The Science of Disparities Concentration

Kristin Chapleau, Kari Dugger, Samantha Giordano-Mooga, Nadia Richardson, (University of Alabama, Birmingham)

The team proposes changes to the Biomedical Sciences program at the University of Alabama, Birmingham to create concentrations allowing undergraduates to develop expertise in subspecialities within the biomedical sciences field. A Science of Disparities concentration within the program will be designated on transcripts, providing students the opportunity to create unique expertise accommodating their career goals.

Certificate in Sustainability Solutions

Stephanie Pfirman (Arizona State University)

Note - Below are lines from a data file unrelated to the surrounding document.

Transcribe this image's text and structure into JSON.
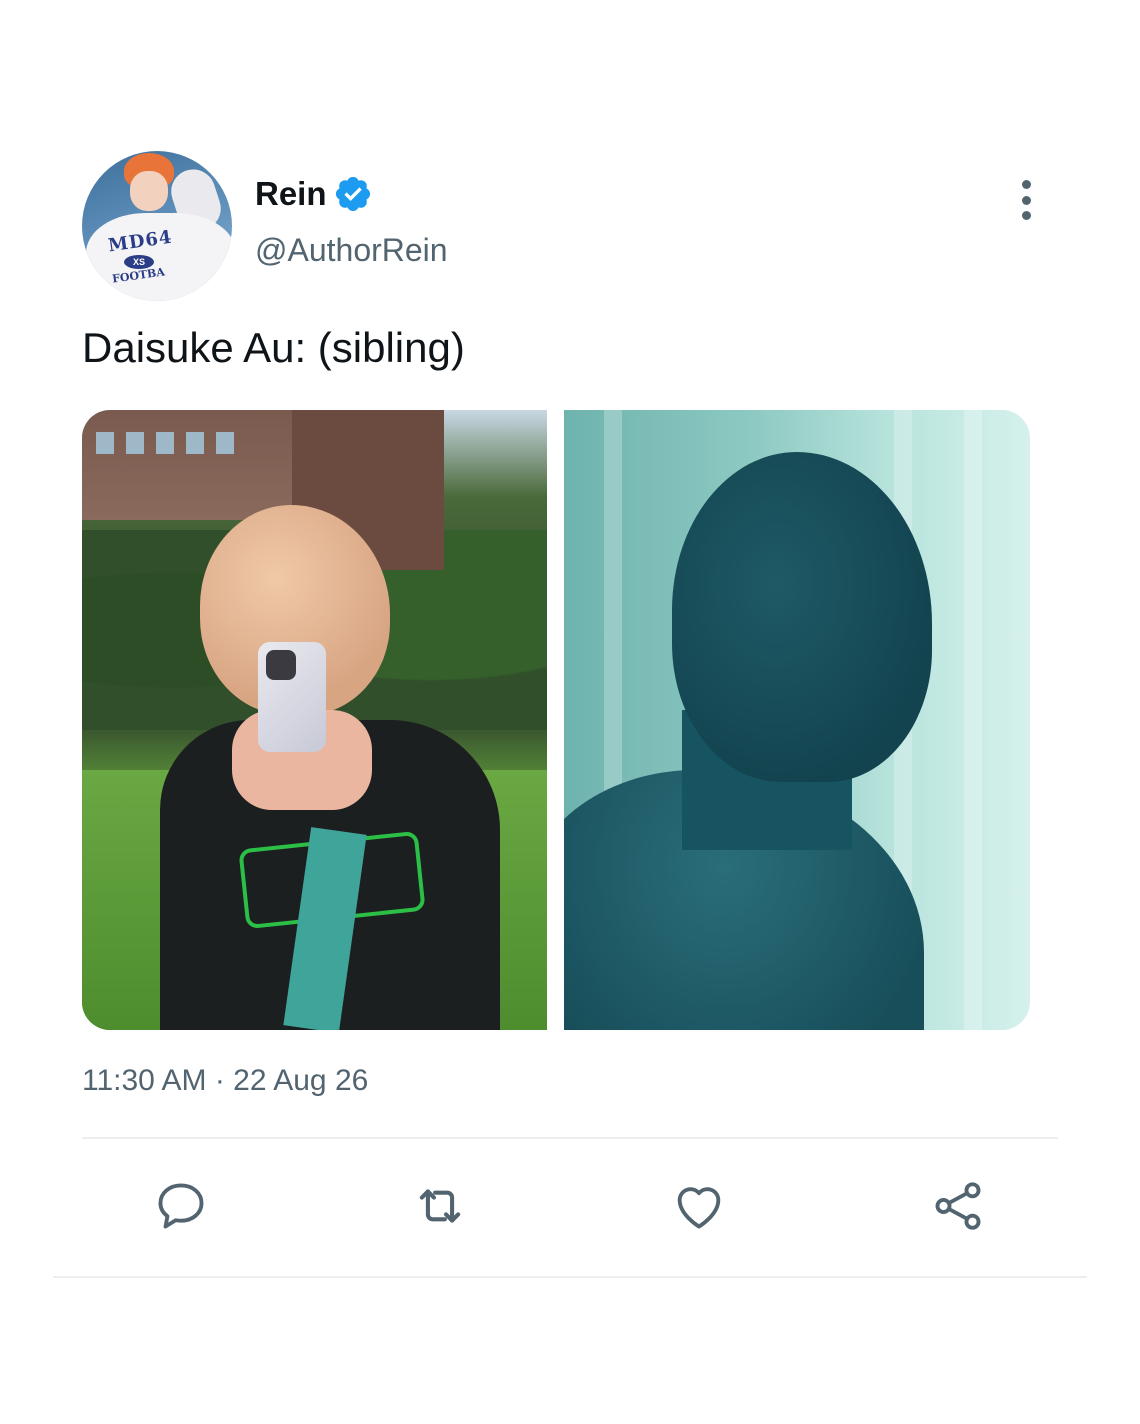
{
  "tweet": {
    "author": {
      "display_name": "Rein",
      "handle": "@AuthorRein",
      "verified": true,
      "avatar_shirt_text": "MD64",
      "avatar_shirt_size": "XS",
      "avatar_shirt_sub": "FOOTBA"
    },
    "text": "Daisuke Au: (sibling)",
    "timestamp": "11:30 AM · 22 Aug 26",
    "media": [
      {
        "name": "photo-mirror-selfie"
      },
      {
        "name": "photo-silhouette"
      }
    ],
    "actions": [
      {
        "name": "reply",
        "icon": "comment-icon"
      },
      {
        "name": "retweet",
        "icon": "retweet-icon"
      },
      {
        "name": "like",
        "icon": "heart-icon"
      },
      {
        "name": "share",
        "icon": "share-icon"
      }
    ]
  },
  "colors": {
    "text_primary": "#0f1419",
    "text_secondary": "#536471",
    "verified_blue": "#1d9bf0",
    "divider": "#eceff1"
  }
}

This certificate prepares students to apply sustainability principles and approaches to address complex human and environmental challenges. Through six courses, including an applied project, the Sustainability Solutions certificate offers practical, skill-based experience positioning students for today's job market.

Faculty Development Workshop: Transforming the student learning experience in STEM courses through modules that connect fundamental knowledge with social issues​​

Lisa Lewis (Albion College), Kathryn Miller (Washington University, St. Louis), Gary Reiness (Lewis & Clark College), Jim Swartz (Grinnell College)

This workshop will train faculty members to implement socially relevant modules that convey foundational concepts in introductory STEM courses as part of motivating, engaging and retaining students and promoting their success. Participants will create a product they can implement and will be equipped to present the workshop to others.

Certificate Program in Ethics in STEAM Research with Indigenous Communities and Lands

Karletta Chief (University of Arizona), Dominique David-Chavez (Colorado State University), Ángel Garcia Jr. (James Madison University), Darryl Reano (Florida International University), Steven Semken (Arizona State University)

This certification program introduces ethical frameworks for collaborative STEAM research with Indigenous communities or on Indigenous lands. It is designed for academic researchers, student researchers, funding program managers, and similar professionals. The certificate is based on Indigenous governance and rights-based metrics for integrity.